The Wilson siblings should be happy to hear that they get to finish out the school year at West Beverly.
90210, the CW's 21st-century attempt at 1990s glory, has been given a full-season pickup, the network announced Monday.
"The successful addition of 90210 has taken the CW another step forward in building a cohesive schedule that defines this network as a destination for young women with shows that get our audience talking—and watching,” network president Dawn Ostroff said.
“We’re very excited about the chance to watch this ensemble of newcomers and familiar faces coalesce and grow together as we move forward.”
And if early ratings are any indication, there are plenty of fans—some nostalgic, some too young to know that 90210 had a hipper-than-though predecessor—who will be along for the ride.
Nearly 12.7 million viewers caught one—or both—airings of the series premiere a few weeks ago, and 90210's Sept. 2 debut became the CW's highest-rated premiere ever among women ages 18 to 34.
Otherwise known as the "Bingo!" demographic.

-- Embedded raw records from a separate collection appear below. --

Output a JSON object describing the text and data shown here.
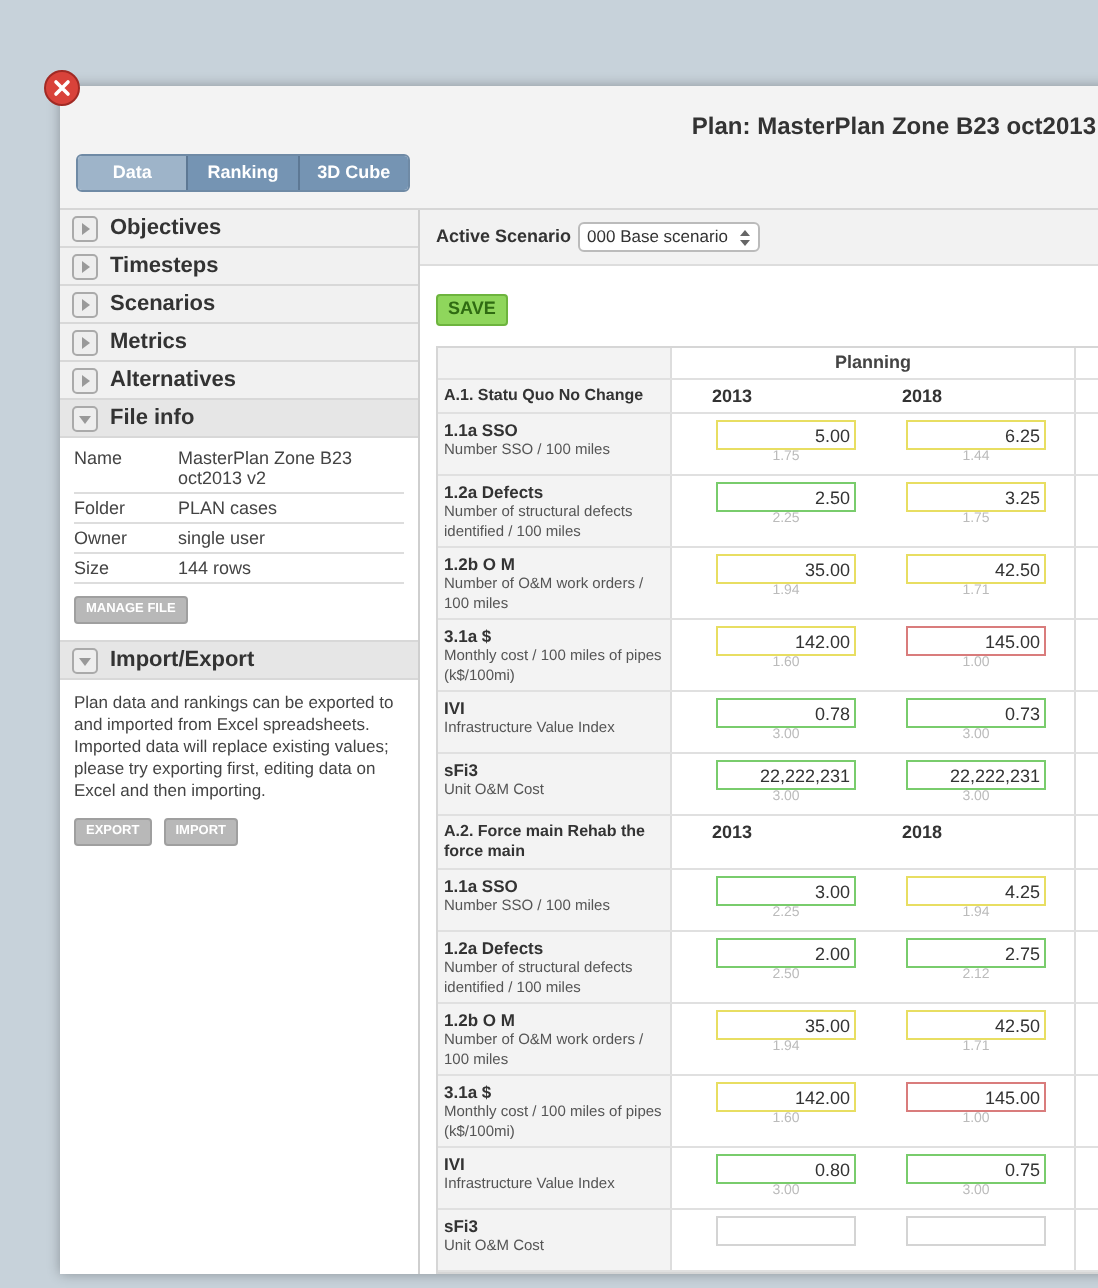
{
  "window": {
    "title": "Plan: MasterPlan Zone B23 oct2013"
  },
  "tabs": [
    {
      "label": "Data",
      "selected": true
    },
    {
      "label": "Ranking",
      "selected": false
    },
    {
      "label": "3D Cube",
      "selected": false
    }
  ],
  "sidebar": {
    "sections": [
      {
        "label": "Objectives",
        "expanded": false
      },
      {
        "label": "Timesteps",
        "expanded": false
      },
      {
        "label": "Scenarios",
        "expanded": false
      },
      {
        "label": "Metrics",
        "expanded": false
      },
      {
        "label": "Alternatives",
        "expanded": false
      },
      {
        "label": "File info",
        "expanded": true,
        "kind": "file_info",
        "rows": [
          {
            "key": "Name",
            "value": "MasterPlan Zone B23 oct2013 v2"
          },
          {
            "key": "Folder",
            "value": "PLAN cases"
          },
          {
            "key": "Owner",
            "value": "single user"
          },
          {
            "key": "Size",
            "value": "144 rows"
          }
        ],
        "buttons": [
          "MANAGE FILE"
        ]
      },
      {
        "label": "Import/Export",
        "expanded": true,
        "kind": "text",
        "text": "Plan data and rankings can be exported to and imported from Excel spreadsheets. Imported data will replace existing values; please try exporting first, editing data on Excel and then importing.",
        "buttons": [
          "EXPORT",
          "IMPORT"
        ]
      }
    ]
  },
  "active_scenario": {
    "label": "Active Scenario",
    "value": "000 Base scenario"
  },
  "save_button": "SAVE",
  "table": {
    "group_header": "Planning",
    "groups": [
      {
        "title": "A.1. Statu Quo No Change",
        "years": [
          "2013",
          "2018"
        ],
        "rows": [
          {
            "name": "1.1a SSO",
            "description": "Number SSO / 100 miles",
            "cells": [
              {
                "value": "5.00",
                "reference": "1.75",
                "color": "#e8de62"
              },
              {
                "value": "6.25",
                "reference": "1.44",
                "color": "#e8de62"
              }
            ]
          },
          {
            "name": "1.2a Defects",
            "description": "Number of structural defects identified / 100 miles",
            "cells": [
              {
                "value": "2.50",
                "reference": "2.25",
                "color": "#79cc6c"
              },
              {
                "value": "3.25",
                "reference": "1.75",
                "color": "#e8de62"
              }
            ]
          },
          {
            "name": "1.2b O M",
            "description": "Number of O&M work orders / 100 miles",
            "cells": [
              {
                "value": "35.00",
                "reference": "1.94",
                "color": "#e8de62"
              },
              {
                "value": "42.50",
                "reference": "1.71",
                "color": "#e8de62"
              }
            ]
          },
          {
            "name": "3.1a $",
            "description": "Monthly cost / 100 miles of pipes (k$/100mi)",
            "cells": [
              {
                "value": "142.00",
                "reference": "1.60",
                "color": "#e8de62"
              },
              {
                "value": "145.00",
                "reference": "1.00",
                "color": "#d97c7c"
              }
            ]
          },
          {
            "name": "IVI",
            "description": "Infrastructure Value Index",
            "cells": [
              {
                "value": "0.78",
                "reference": "3.00",
                "color": "#79cc6c"
              },
              {
                "value": "0.73",
                "reference": "3.00",
                "color": "#79cc6c"
              }
            ]
          },
          {
            "name": "sFi3",
            "description": "Unit O&M Cost",
            "cells": [
              {
                "value": "22,222,231",
                "reference": "3.00",
                "color": "#79cc6c"
              },
              {
                "value": "22,222,231",
                "reference": "3.00",
                "color": "#79cc6c"
              }
            ]
          }
        ]
      },
      {
        "title": "A.2. Force main Rehab the force main",
        "years": [
          "2013",
          "2018"
        ],
        "rows": [
          {
            "name": "1.1a SSO",
            "description": "Number SSO / 100 miles",
            "cells": [
              {
                "value": "3.00",
                "reference": "2.25",
                "color": "#79cc6c"
              },
              {
                "value": "4.25",
                "reference": "1.94",
                "color": "#e8de62"
              }
            ]
          },
          {
            "name": "1.2a Defects",
            "description": "Number of structural defects identified / 100 miles",
            "cells": [
              {
                "value": "2.00",
                "reference": "2.50",
                "color": "#79cc6c"
              },
              {
                "value": "2.75",
                "reference": "2.12",
                "color": "#79cc6c"
              }
            ]
          },
          {
            "name": "1.2b O M",
            "description": "Number of O&M work orders / 100 miles",
            "cells": [
              {
                "value": "35.00",
                "reference": "1.94",
                "color": "#e8de62"
              },
              {
                "value": "42.50",
                "reference": "1.71",
                "color": "#e8de62"
              }
            ]
          },
          {
            "name": "3.1a $",
            "description": "Monthly cost / 100 miles of pipes (k$/100mi)",
            "cells": [
              {
                "value": "142.00",
                "reference": "1.60",
                "color": "#e8de62"
              },
              {
                "value": "145.00",
                "reference": "1.00",
                "color": "#d97c7c"
              }
            ]
          },
          {
            "name": "IVI",
            "description": "Infrastructure Value Index",
            "cells": [
              {
                "value": "0.80",
                "reference": "3.00",
                "color": "#79cc6c"
              },
              {
                "value": "0.75",
                "reference": "3.00",
                "color": "#79cc6c"
              }
            ]
          },
          {
            "name": "sFi3",
            "description": "Unit O&M Cost",
            "cells": [
              {
                "color": "#d4d4d4"
              },
              {
                "color": "#d4d4d4"
              }
            ]
          }
        ]
      }
    ]
  }
}
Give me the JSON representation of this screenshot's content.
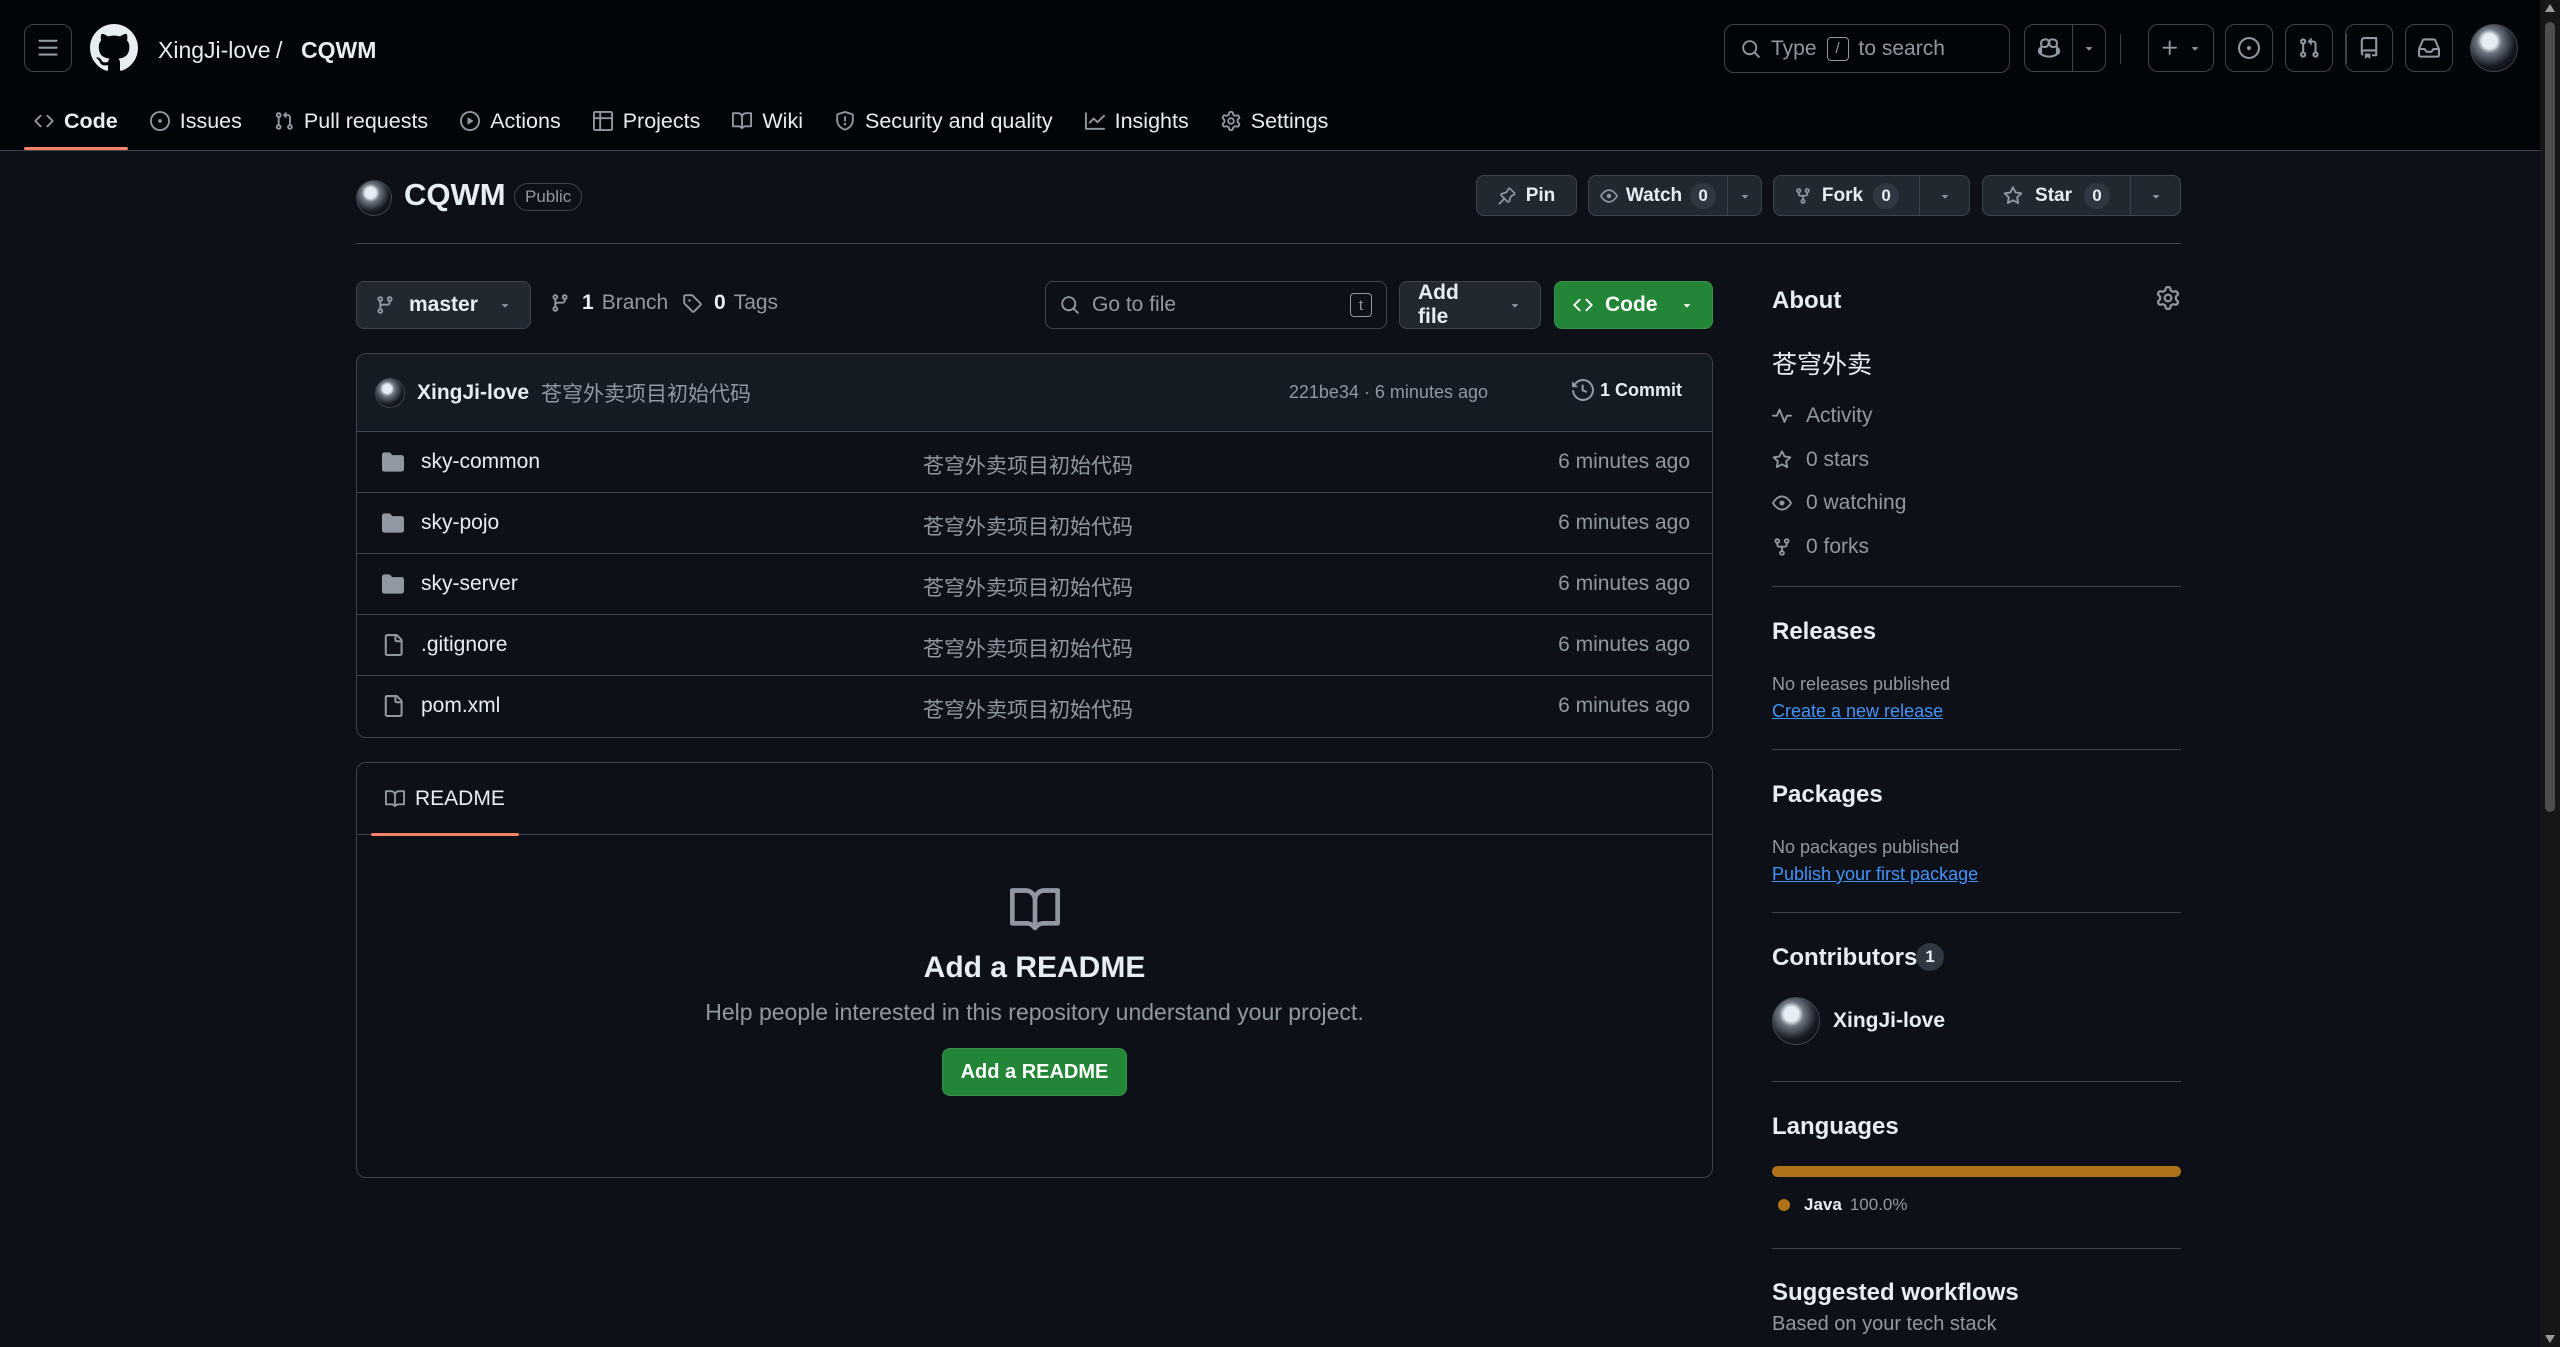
{
  "header": {
    "owner": "XingJi-love",
    "separator": "/",
    "repo": "CQWM",
    "search": {
      "prefix": "Type",
      "key": "/",
      "suffix": "to search"
    }
  },
  "nav": {
    "tabs": [
      {
        "label": "Code",
        "icon": "code-icon",
        "selected": true
      },
      {
        "label": "Issues",
        "icon": "issue-icon"
      },
      {
        "label": "Pull requests",
        "icon": "pull-request-icon"
      },
      {
        "label": "Actions",
        "icon": "play-icon"
      },
      {
        "label": "Projects",
        "icon": "table-icon"
      },
      {
        "label": "Wiki",
        "icon": "book-icon"
      },
      {
        "label": "Security and quality",
        "icon": "shield-icon"
      },
      {
        "label": "Insights",
        "icon": "graph-icon"
      },
      {
        "label": "Settings",
        "icon": "gear-icon"
      }
    ]
  },
  "repo": {
    "name": "CQWM",
    "visibility": "Public",
    "pin_label": "Pin",
    "watch_label": "Watch",
    "watch_count": "0",
    "fork_label": "Fork",
    "fork_count": "0",
    "star_label": "Star",
    "star_count": "0"
  },
  "toolbar": {
    "branch": "master",
    "branch_count": "1",
    "branch_label": "Branch",
    "tag_count": "0",
    "tag_label": "Tags",
    "goto_placeholder": "Go to file",
    "goto_key": "t",
    "add_file_label": "Add file",
    "code_label": "Code"
  },
  "commit": {
    "author": "XingJi-love",
    "message": "苍穹外卖项目初始代码",
    "sha_time": "221be34 · 6 minutes ago",
    "count_label": "1 Commit"
  },
  "files": [
    {
      "name": "sky-common",
      "type": "folder",
      "message": "苍穹外卖项目初始代码",
      "age": "6 minutes ago"
    },
    {
      "name": "sky-pojo",
      "type": "folder",
      "message": "苍穹外卖项目初始代码",
      "age": "6 minutes ago"
    },
    {
      "name": "sky-server",
      "type": "folder",
      "message": "苍穹外卖项目初始代码",
      "age": "6 minutes ago"
    },
    {
      "name": ".gitignore",
      "type": "file",
      "message": "苍穹外卖项目初始代码",
      "age": "6 minutes ago"
    },
    {
      "name": "pom.xml",
      "type": "file",
      "message": "苍穹外卖项目初始代码",
      "age": "6 minutes ago"
    }
  ],
  "readme": {
    "tab_label": "README",
    "title": "Add a README",
    "subtitle": "Help people interested in this repository understand your project.",
    "button_label": "Add a README"
  },
  "sidebar": {
    "about_title": "About",
    "description": "苍穹外卖",
    "activity": "Activity",
    "stars": "0 stars",
    "watching": "0 watching",
    "forks": "0 forks",
    "releases_title": "Releases",
    "releases_empty": "No releases published",
    "releases_link": "Create a new release",
    "packages_title": "Packages",
    "packages_empty": "No packages published",
    "packages_link": "Publish your first package",
    "contributors_title": "Contributors",
    "contributors_count": "1",
    "contributor_name": "XingJi-love",
    "languages_title": "Languages",
    "language_name": "Java",
    "language_percent": "100.0%",
    "language_fraction": 1.0,
    "language_color": "#b07219",
    "workflows_title": "Suggested workflows",
    "workflows_subtitle": "Based on your tech stack"
  },
  "colors": {
    "accent_tab": "#f78166",
    "green": "#238636",
    "link": "#4493f8"
  }
}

Sure, the critically indifferent teen soap, which stars what we hear are some really petite actresses and the actors who stand up for them, lost more than a million viewers between its first and second week (going from a buzz-induced 5 million for the two-hour premiere to 3.3 million the following Tuesday), but hey, Beverly Hills 90210 was never a top-10 hit for Fox.